One thing that’s pretty clear about WA’s 2006 US Senate campaign, is that whoever the Republican’s dig up to oppose Maria Cantwell, the challenger is almost certain to get the Seattle Times’ endorsement.
Why? Because Times’ publisher Frank Blethen is not only mortal, he’s also a mortal enemy of the
death estate tax… and Sen. Cantwell opposes Republican efforts to eliminate the federal estate tax entirely. That’s why, according to the the NY Times, the GOP and its surrogates are already spending money targeting Sen. Cantwell on this issue:
Advocates of repeal have begun showing commercials criticizing senators who oppose repeal, like Maria Cantwell, Democrat of Washington. Many of the criticisms focus on a supposed threat to family farms.
Which is, of course, incredibly dishonest, considering that a Congressional Budget Office report released last week shows that only 300 farms nationwide were subject to the federal estate tax last year, and of these, all but 27 farmers had left enough liquid assets to pay the taxes owed… although the report “hinted that the actual number might be zero.”
And it gets even better for farm heirs.
Next year, when the threshold rises to $2 million per person, just 123 farms will be subject to the estate tax, the study found. And in 2009, when it rises to $3.5 million, only 65 of the nation’s 2.2 million farms will be affected, the study said.
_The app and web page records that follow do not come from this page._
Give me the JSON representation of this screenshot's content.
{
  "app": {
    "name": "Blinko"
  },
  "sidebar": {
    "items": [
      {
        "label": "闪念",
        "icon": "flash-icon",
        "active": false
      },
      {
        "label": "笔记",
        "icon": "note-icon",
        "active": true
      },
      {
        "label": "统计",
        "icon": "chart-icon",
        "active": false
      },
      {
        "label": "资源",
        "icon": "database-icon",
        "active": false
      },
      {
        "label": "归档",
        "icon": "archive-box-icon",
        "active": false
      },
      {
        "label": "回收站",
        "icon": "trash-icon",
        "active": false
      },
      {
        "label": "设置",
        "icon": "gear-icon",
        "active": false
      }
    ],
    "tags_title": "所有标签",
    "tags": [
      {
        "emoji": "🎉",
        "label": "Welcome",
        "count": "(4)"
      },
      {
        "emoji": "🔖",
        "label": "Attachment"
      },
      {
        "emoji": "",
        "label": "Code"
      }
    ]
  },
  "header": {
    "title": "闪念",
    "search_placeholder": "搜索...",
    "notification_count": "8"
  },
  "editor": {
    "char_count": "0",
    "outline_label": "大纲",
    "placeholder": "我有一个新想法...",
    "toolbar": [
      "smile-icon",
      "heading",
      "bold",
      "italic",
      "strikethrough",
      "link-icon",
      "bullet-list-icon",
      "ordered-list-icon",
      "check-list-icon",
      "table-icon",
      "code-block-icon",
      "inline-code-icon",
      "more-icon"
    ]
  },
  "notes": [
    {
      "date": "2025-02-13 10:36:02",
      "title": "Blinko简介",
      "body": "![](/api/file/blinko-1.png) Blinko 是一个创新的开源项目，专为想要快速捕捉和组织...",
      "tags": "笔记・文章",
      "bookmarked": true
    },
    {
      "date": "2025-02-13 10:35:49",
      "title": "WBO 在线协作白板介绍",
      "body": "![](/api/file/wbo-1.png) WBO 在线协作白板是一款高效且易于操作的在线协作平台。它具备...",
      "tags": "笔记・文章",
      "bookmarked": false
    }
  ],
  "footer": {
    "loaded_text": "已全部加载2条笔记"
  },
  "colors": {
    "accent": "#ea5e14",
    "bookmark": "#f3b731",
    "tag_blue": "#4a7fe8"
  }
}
The federal estate tax raised $23.4 billion last year, and repeal would shift burden off the fortunes left by the richest 1 percent of Americans, to the rest of us, either through higher taxes, reduced services, or more borrowing (thus burdening future generations.) Repealing the estate tax would only benefit the super-rich… and to claim that such a move is intended to help family farmers is an out and out lie.
Neil E. Harl, an economics professor at Iowa State University whose expertise in estate tax planning for farmers has made him a household name in the grain belt, said many Americans had a false impression that the estate tax was destroying family farming.
He said the Congressional study “adds to the weight of the evidence that this is a myth that has been well spun.”
“Farms, in particular,” Mr. Harl said, “are not in jeopardy because of estate taxes.”
Michael J. Graetz, a professor at Yale Law School who was a tax policy official in the administration of President George Bush, said repeal was primarily a benefit to people with large estates held in stocks and other securities, not to farmers.
You can argue if you want about the wisdom of giving tax breaks to the very wealthy while our nation suffers from record budget deficits, but math is math.
President Bush and others have repeatedly asserted that the estate tax is destroying family farms, yet have failed to cite a single case of a farm being lost to estate taxes… “although in June 2001 Mr. Bush said he had talked to such farmers.” Yeah… but then, Bush is a liar.
Sen. Cantwell deserves our support for courageously opposing the lie, knowing it will cost her the support of the most powerful newspaper in the state.
It has been suggested to me by a journalist I respect, that perhaps I have been a touch unfair. The Times did print an editorial stating they “can live with” a federal estate tax with a top rate of 15%, and they have in the past endorsed other candidates who oppose repeal. So I just want to set the record straight.